##### Input material #####
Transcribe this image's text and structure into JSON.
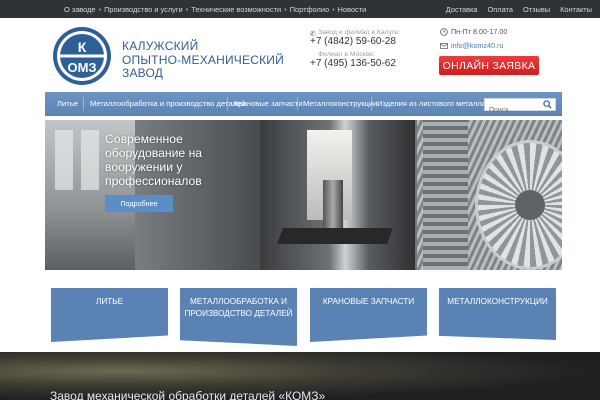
{
  "topnav": {
    "left": [
      "О заводе",
      "Производство и услуги",
      "Технические возможности",
      "Портфолио",
      "Новости"
    ],
    "right": [
      "Доставка",
      "Оплата",
      "Отзывы",
      "Контакты"
    ]
  },
  "brand": {
    "logo_text": "КОМЗ",
    "lines": [
      "КАЛУЖСКИЙ",
      "ОПЫТНО-МЕХАНИЧЕСКИЙ",
      "ЗАВОД"
    ]
  },
  "contacts": {
    "kaluga_label": "Завод и филиал в Калуге:",
    "kaluga_phone": "+7 (4842) 59-60-28",
    "moscow_label": "Филиал в Москве:",
    "moscow_phone": "+7 (495) 136-50-62",
    "hours": "Пн-Пт 8.00-17.00",
    "email": "info@komz40.ru"
  },
  "order_button": "ОНЛАЙН ЗАЯВКА",
  "mainnav": {
    "items": [
      "Литье",
      "Металлообработка и производство деталей",
      "Крановые запчасти",
      "Металлоконструкции",
      "Изделия из листового металла"
    ],
    "search_placeholder": "Поиск..."
  },
  "hero": {
    "lines": [
      "Современное",
      "оборудование на",
      "вооружении у",
      "профессионалов"
    ],
    "button": "Подробнее"
  },
  "tiles": [
    [
      "ЛИТЬЕ"
    ],
    [
      "МЕТАЛЛООБРАБОТКА И",
      "ПРОИЗВОДСТВО ДЕТАЛЕЙ"
    ],
    [
      "КРАНОВЫЕ ЗАПЧАСТИ"
    ],
    [
      "МЕТАЛЛОКОНСТРУКЦИИ"
    ]
  ],
  "bottom_title": "Завод механической обработки деталей «КОМЗ»",
  "colors": {
    "topbar": "#2f3236",
    "brand_blue": "#2f5f97",
    "nav_blue": "#5b83b3",
    "order_red": "#cf1d1d"
  },
  "icons": [
    "phone-icon",
    "clock-icon",
    "mail-icon",
    "search-icon"
  ]
}
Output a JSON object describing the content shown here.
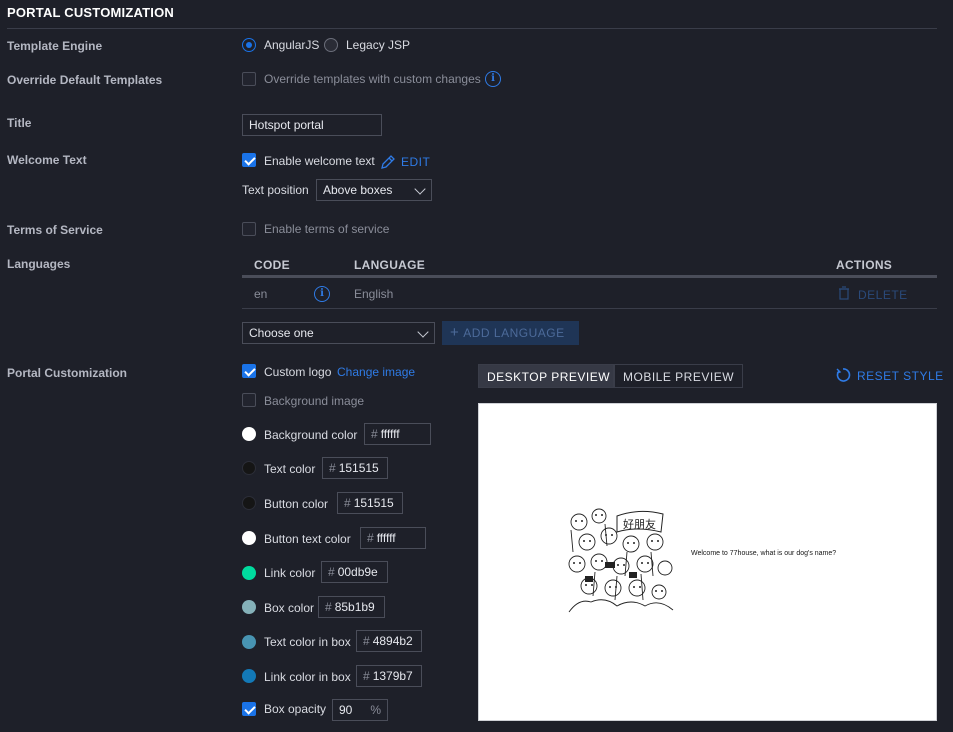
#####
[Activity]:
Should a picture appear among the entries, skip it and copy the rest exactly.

[Problem solution]:
Transcribe this image's text and structure into JSON.
{
  "topnav": {
    "left": [
      "О заводе",
      "Производство и услуги",
      "Технические возможности",
      "Портфолио",
      "Новости"
    ],
    "right": [
      "Доставка",
      "Оплата",
      "Отзывы",
      "Контакты"
    ]
  },
  "brand": {
    "logo_text": "КОМЗ",
    "lines": [
      "КАЛУЖСКИЙ",
      "ОПЫТНО-МЕХАНИЧЕСКИЙ",
      "ЗАВОД"
    ]
  },
  "contacts": {
    "kaluga_label": "Завод и филиал в Калуге:",
    "kaluga_phone": "+7 (4842) 59-60-28",
    "moscow_label": "Филиал в Москве:",
    "moscow_phone": "+7 (495) 136-50-62",
    "hours": "Пн-Пт 8.00-17.00",
    "email": "info@komz40.ru"
  },
  "order_button": "ОНЛАЙН ЗАЯВКА",
  "mainnav": {
    "items": [
      "Литье",
      "Металлообработка и производство деталей",
      "Крановые запчасти",
      "Металлоконструкции",
      "Изделия из листового металла"
    ],
    "search_placeholder": "Поиск..."
  },
  "hero": {
    "lines": [
      "Современное",
      "оборудование на",
      "вооружении у",
      "профессионалов"
    ],
    "button": "Подробнее"
  },
  "tiles": [
    [
      "ЛИТЬЕ"
    ],
    [
      "МЕТАЛЛООБРАБОТКА И",
      "ПРОИЗВОДСТВО ДЕТАЛЕЙ"
    ],
    [
      "КРАНОВЫЕ ЗАПЧАСТИ"
    ],
    [
      "МЕТАЛЛОКОНСТРУКЦИИ"
    ]
  ],
  "bottom_title": "Завод механической обработки деталей «КОМЗ»",
  "colors": {
    "topbar": "#2f3236",
    "brand_blue": "#2f5f97",
    "nav_blue": "#5b83b3",
    "order_red": "#cf1d1d"
  },
  "icons": [
    "phone-icon",
    "clock-icon",
    "mail-icon",
    "search-icon"
  ]
}
Output a JSON object describing the content shown here.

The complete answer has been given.